“Following extensive community engagement, the companies agreed that there were challenges in the planned location for the battery energy storage system,” Jared Paventi, communications manager for National Grid, said.
The project, meant to address outages in the area, would have installed 12 tractor-sized trailers on Antlers Road in the hamlet. The estimated cost of the project would be around $50 million.
Paventi said the developers believe the projects are safe and critical to a future of renewable energy, which is reflected in initial findings from an inter-agency report on several New York facilities released in December.
“It’s a critical piece of our clean energy future in New York,” he said. “It just doesn’t work in this case.”
In August 2023, the town of Long Lake voted to place a moratorium on processing permits for battery storage facilities after community members protested the project.

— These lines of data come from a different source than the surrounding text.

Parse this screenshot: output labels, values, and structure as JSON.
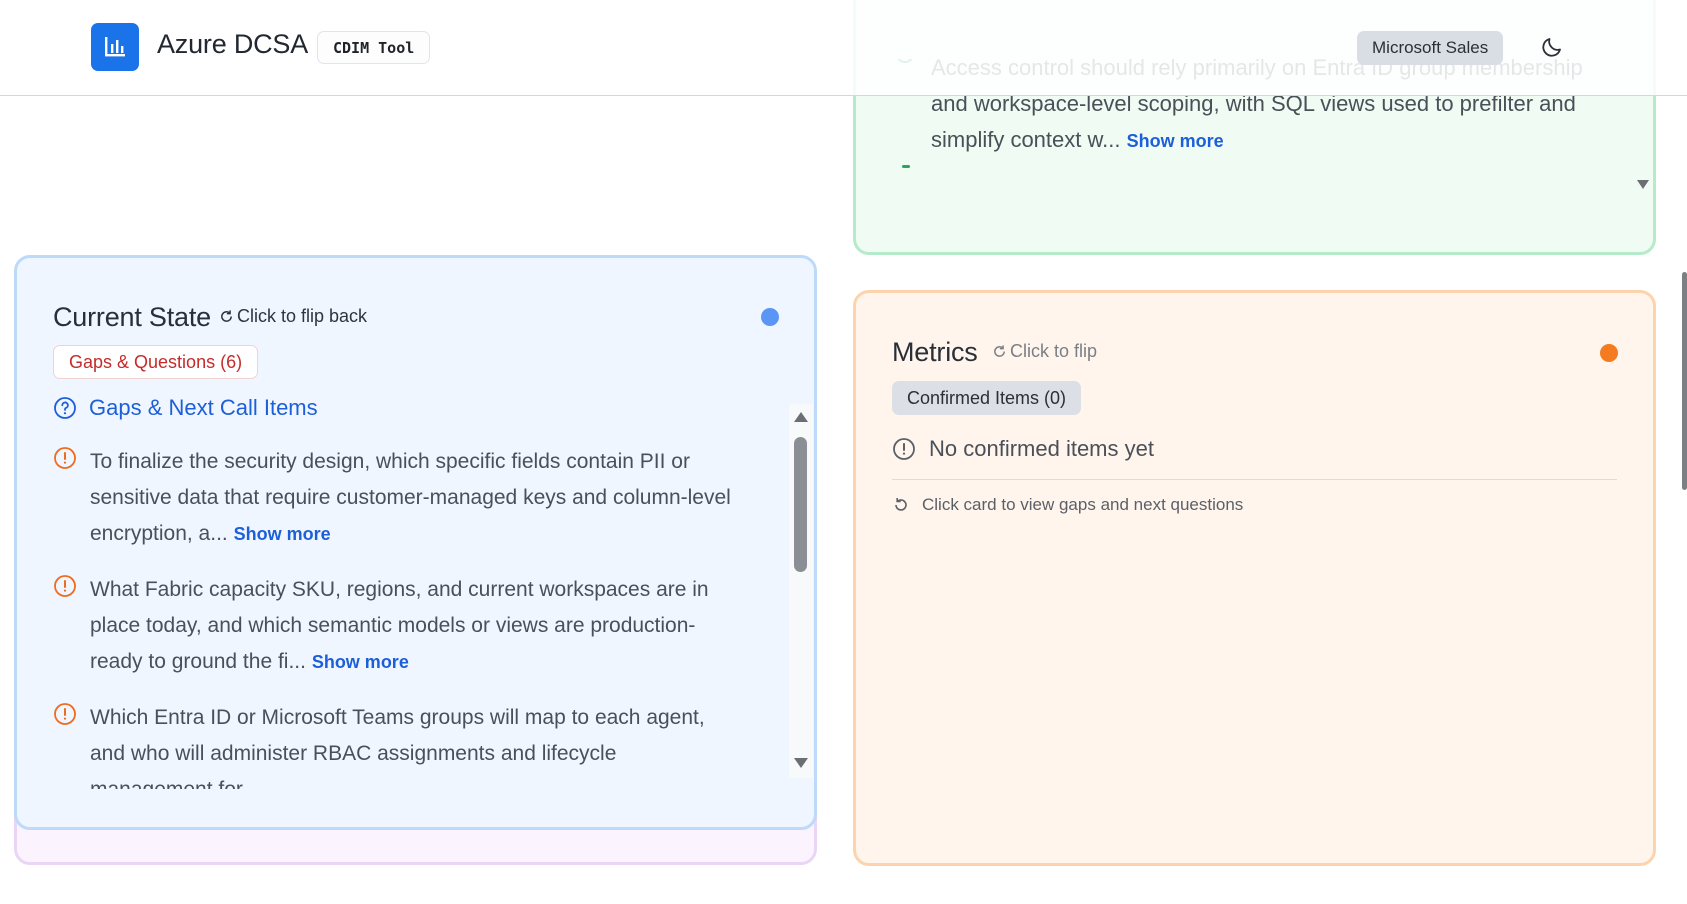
{
  "header": {
    "app_title": "Azure DCSA",
    "tool_badge": "CDIM Tool",
    "org_badge": "Microsoft Sales",
    "logo_icon": "bar-chart-icon",
    "theme_icon": "moon-icon"
  },
  "green_card": {
    "text": "Access control should rely primarily on Entra ID group membership and workspace-level scoping, with SQL views used to prefilter and simplify context w...",
    "show_more": "Show more"
  },
  "current_state_card": {
    "title": "Current State",
    "flip_hint": "Click to flip back",
    "pill": "Gaps & Questions (6)",
    "section_title": "Gaps & Next Call Items",
    "status_color": "#5b96f7",
    "items": [
      {
        "text": "To finalize the security design, which specific fields contain PII or sensitive data that require customer-managed keys and column-level encryption, a...",
        "show_more": "Show more"
      },
      {
        "text": "What Fabric capacity SKU, regions, and current workspaces are in place today, and which semantic models or views are production-ready to ground the fi...",
        "show_more": "Show more"
      },
      {
        "text": "Which Entra ID or Microsoft Teams groups will map to each agent, and who will administer RBAC assignments and lifecycle management for",
        "show_more": ""
      }
    ]
  },
  "metrics_card": {
    "title": "Metrics",
    "flip_hint": "Click to flip",
    "pill": "Confirmed Items (0)",
    "empty_text": "No confirmed items yet",
    "footer_text": "Click card to view gaps and next questions",
    "status_color": "#f47b20"
  }
}
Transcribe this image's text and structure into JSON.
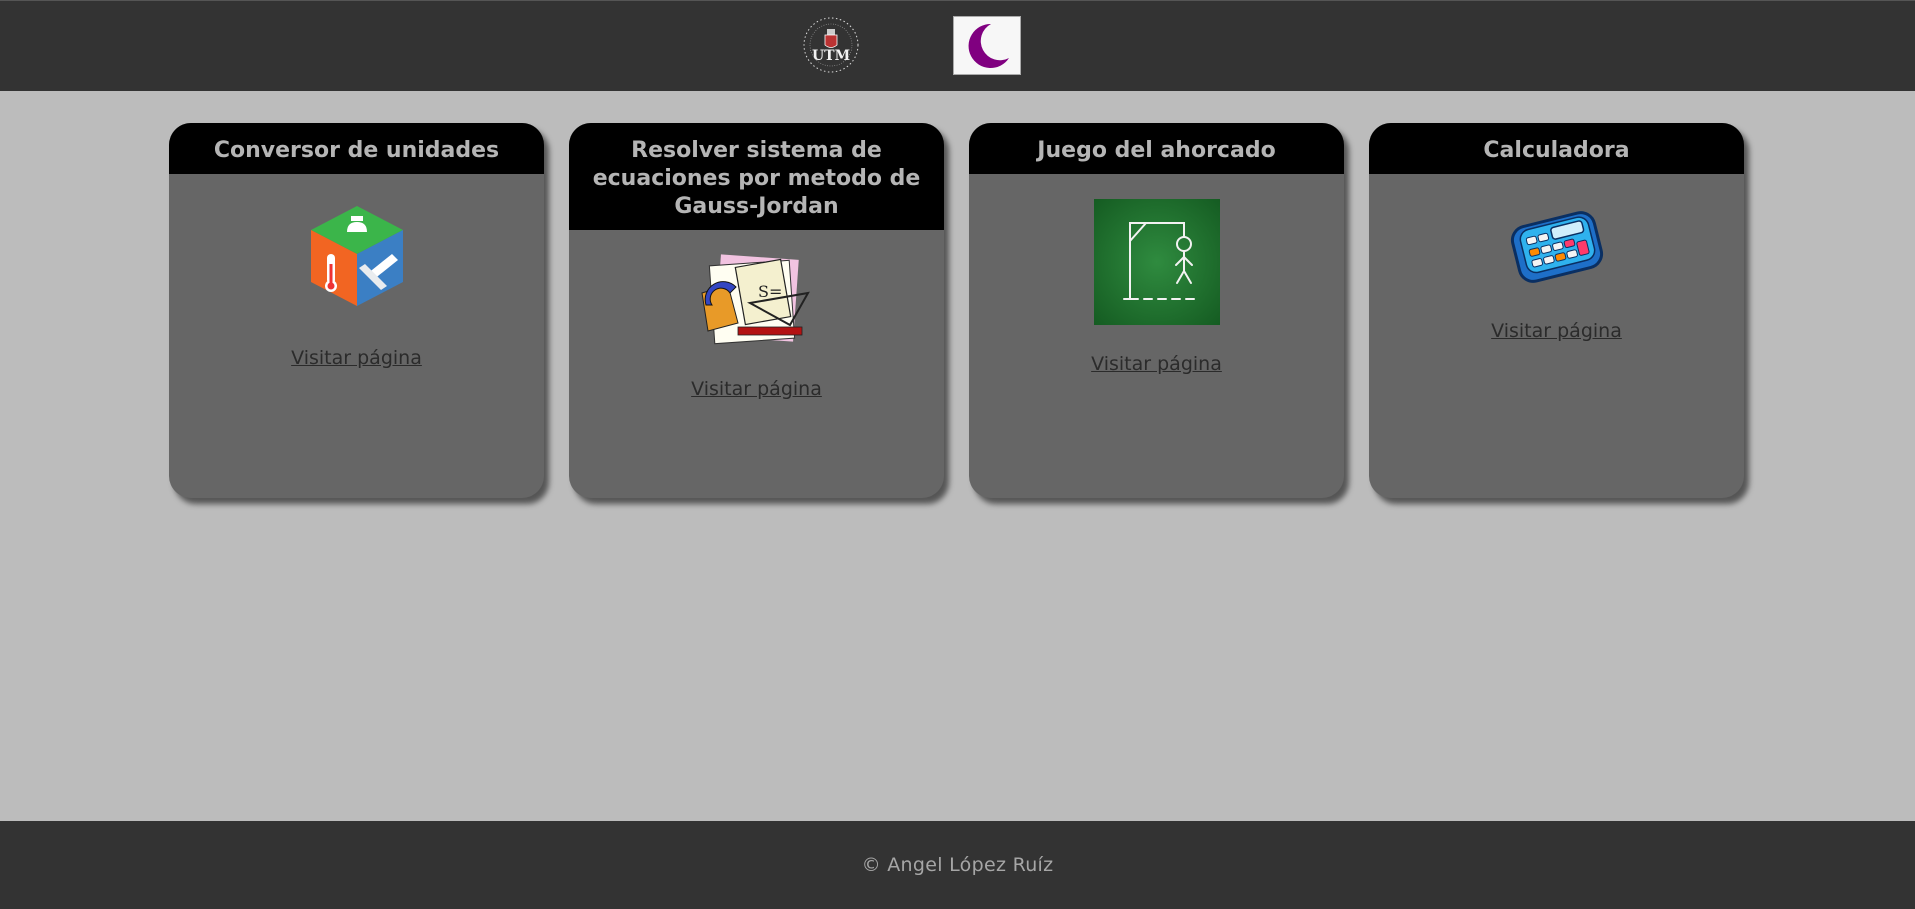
{
  "header": {
    "logo_label": "UTM",
    "theme_toggle_icon": "moon-icon",
    "theme_toggle_color": "#800080"
  },
  "cards": [
    {
      "title": "Conversor de unidades",
      "icon": "unit-converter-cube-icon",
      "link_label": "Visitar página"
    },
    {
      "title": "Resolver sistema de ecuaciones por metodo de Gauss-Jordan",
      "icon": "math-geometry-tools-icon",
      "link_label": "Visitar página"
    },
    {
      "title": "Juego del ahorcado",
      "icon": "hangman-chalkboard-icon",
      "link_label": "Visitar página"
    },
    {
      "title": "Calculadora",
      "icon": "calculator-icon",
      "link_label": "Visitar página"
    }
  ],
  "footer": {
    "text": "© Angel López Ruíz"
  },
  "colors": {
    "page_background": "#bcbcbc",
    "bar_background": "#333333",
    "card_background": "#666666",
    "card_header": "#000000"
  }
}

The pause was set to expire a year later.
William Acker, director of the New York Battery and Energy Storage Technology Consortium, also noted the facilities’ role in the local and global energy transition.
“Although the developer of the proposed Raquette Lake battery project has opted not to move forward with the project, energy storage remains a vital clean energy technology for ensuring grid reliability and resilience, especially in remote locations such as the Adirondacks,” he said in an email.
Melissa Wilde, who owns property on Raquette Lake, said she was relieved that the microgrid planning ceased.
“Good public policy is needed now more than ever as we fight climate change,” she said in an email. “The state of New York and the Adirondack Park Agency should recognize the need for community engagement and better siting criteria for energy projects; criteria that recognize the park’s unique environmental, social and economic characteristics and the advantages and challenges those create.”
No set plans to address the outages in the area have been made, though National Grid plans to construct a new substation to improve reliability, Paventi said. That work is set to start in warmer weather.
National Grid is holding off on starting new renewable energy projects until after the final inter-agency report is released, he said.
“Based on the draft report, I can say that we had a lot of things that exceeded the standards of the draft report,” Paventi said. “But I think that in terms of where we’re going to proceed with future projects, we are going to wait until we have the final report so that way we can ensure we are completely compliant with everything that the workgroup has brought forth.”
When asked if a renewable energy project was on the table to address outages around Raquette Lake, Paventi said none were planned.
This story will be updated as more information becomes available.